2) In each bracket, the teams with the most regular-season wins play each other in a 1-game playoff. The loser goes home and the winner advances to play the team with the next best regular-season record.

3) Continue until you have one winner from each conference. These two teams play head-to-head in a "Championship Game" for the #1 pick.

4) Award the remaining picks according to how far each team advanced in the NBA Draft Tournament.

For example, these are what the brackets would have been for the 2014 NBA Draft Tournament:

Western Conference
Eastern Conference
Game #1
Phoenix Suns (48-34)
Minnesota Timberwolves (40-42)
Game #2
New York Knicks (37-45)
Cleveland Cavaliers (33-49)
Game #3
Winner of Game #1 (above)
  Denver Nuggets (36-46)
Game #4
Winner of Game #2 (above)
Detroit Pistons (29-53)
Game #5
Winner of Game #3 (above)
 New Orleans Pelicans (33-49)
Game #6
Winner of Game #4 (above)
Boston Celtics (25-57)
Game #7
Winner of Game #5 (above)
 Sacramento Kings (28-54)
Game #8
Winner of Game #6 (above)
Orlando Magic (23-59)
Game #9
Winner of Game #7 (above)
Los Angeles Lakers (27-55)
Game #10
Winner of Game #8 (above)
Philadelphia 76ers (19-63)
Game #11
Winner of Game #9 (above)
 Utah Jazz (25-57)
Game #12
Winner of Game #10 (above)
Milwaukee Bucks (15-67)
Championship Game
Winner of Game #11
Winner of Game #12

But Is It "Fair"?

This tournament model has the advantage of maintaining the "integrity" of current system. In other words, the worst teams still have the best chance to earn the #1 pick. But they actually have to earn it -- on the basketball court.

This table shows the chance of each team getting the #1 pick using this tournament format, compared to the chance currently given to them by the NBA in the lottery:
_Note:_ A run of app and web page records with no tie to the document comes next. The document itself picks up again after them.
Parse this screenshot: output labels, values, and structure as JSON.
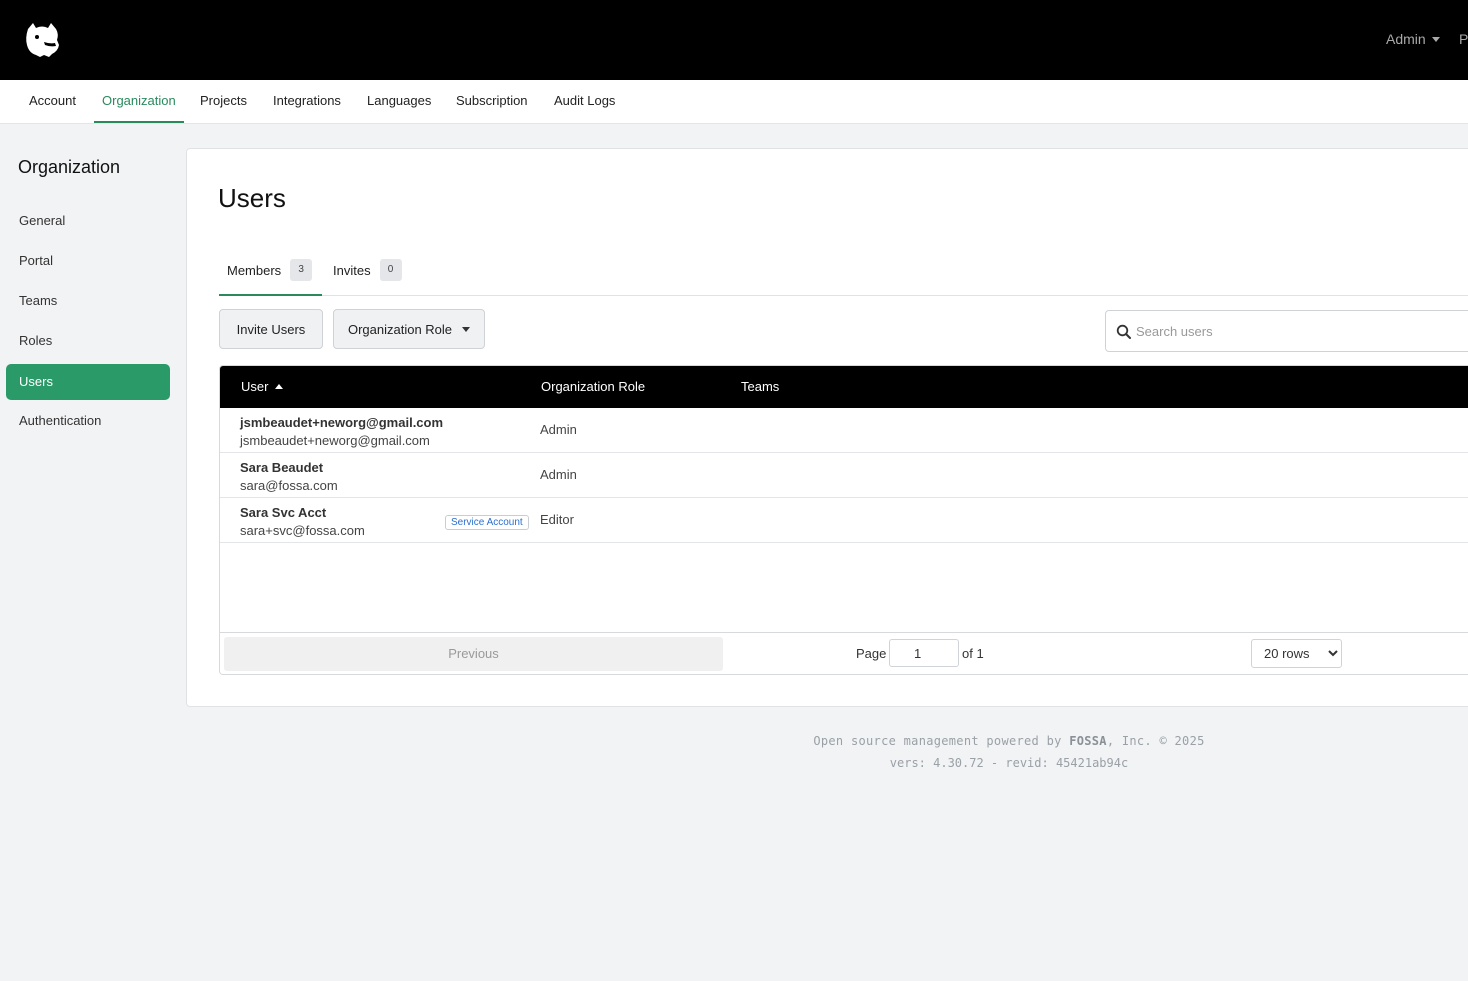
{
  "header": {
    "logo_name": "fossa-logo",
    "user_menu_label": "Admin",
    "extra_menu_label": "P"
  },
  "nav": {
    "tabs": [
      {
        "label": "Account"
      },
      {
        "label": "Organization",
        "active": true
      },
      {
        "label": "Projects"
      },
      {
        "label": "Integrations"
      },
      {
        "label": "Languages"
      },
      {
        "label": "Subscription"
      },
      {
        "label": "Audit Logs"
      }
    ]
  },
  "sidebar": {
    "title": "Organization",
    "items": [
      {
        "label": "General"
      },
      {
        "label": "Portal"
      },
      {
        "label": "Teams"
      },
      {
        "label": "Roles"
      },
      {
        "label": "Users",
        "active": true
      },
      {
        "label": "Authentication"
      }
    ]
  },
  "main": {
    "title": "Users",
    "tabs": [
      {
        "label": "Members",
        "count": "3",
        "active": true
      },
      {
        "label": "Invites",
        "count": "0"
      }
    ],
    "invite_button": "Invite Users",
    "role_filter_button": "Organization Role",
    "search_placeholder": "Search users"
  },
  "table": {
    "columns": [
      "User",
      "Organization Role",
      "Teams"
    ],
    "sorted_column": "User",
    "sort_direction": "ascending",
    "rows": [
      {
        "name": "jsmbeaudet+neworg@gmail.com",
        "email": "jsmbeaudet+neworg@gmail.com",
        "role": "Admin",
        "badge": ""
      },
      {
        "name": "Sara Beaudet",
        "email": "sara@fossa.com",
        "role": "Admin",
        "badge": ""
      },
      {
        "name": "Sara Svc Acct",
        "email": "sara+svc@fossa.com",
        "role": "Editor",
        "badge": "Service Account"
      }
    ]
  },
  "pagination": {
    "previous_label": "Previous",
    "page_label": "Page",
    "current_page": "1",
    "of_label": "of 1",
    "rows_option": "20 rows"
  },
  "footer": {
    "line1_prefix": "Open source management powered by ",
    "line1_brand": "FOSSA",
    "line1_suffix": ", Inc. © 2025",
    "line2": "vers: 4.30.72 - revid: 45421ab94c"
  },
  "colors": {
    "accent": "#2a9a68",
    "topbar": "#000000",
    "background": "#f2f3f5"
  }
}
(Unlike our previous analysis, we are using each team's regular-season winning percentage to determine their strength in the tournament.)

Lottery Tournament Western Conference Eastern Conference Tournament Lottery
0.5% 0.8%Suns (48-34) Knicks (37-45) 0.9% 0.7%
0.6% 1.1%Timberwolves (40-42) Cavaliers (33-49) 1.4% 1.7%
0.8% 1.7%  Nuggets (36-46) Pistons (29-53) 2.2% 2.8%
1.1% 2.9% Pelicans (33-49) Celtics (25-57) 4.2% 10.3%
4.3% 5.4%Kings (28-54) Magic (23-59) 7.9% 15.6%
6.3% 12.7%Lakers (27-55) 76ers (19-63) 15.6% 19.9%
10.4% 19.3%Jazz (25-57) Bucks (15-67) 22.4% 25.0%

The End of Tanking?

Because the tournament requires that you win at least two consecutive games in order to win the #1 pick, you still have to put a decent team on the court. A bad record gives you a better position in the tournament, but you still need a team good enough to win.

For example, the Bucks never won two consecutive games in the entire season. Yet they would be required to go two-for-two in the NBA Draft Tournament to secure the #1 pick.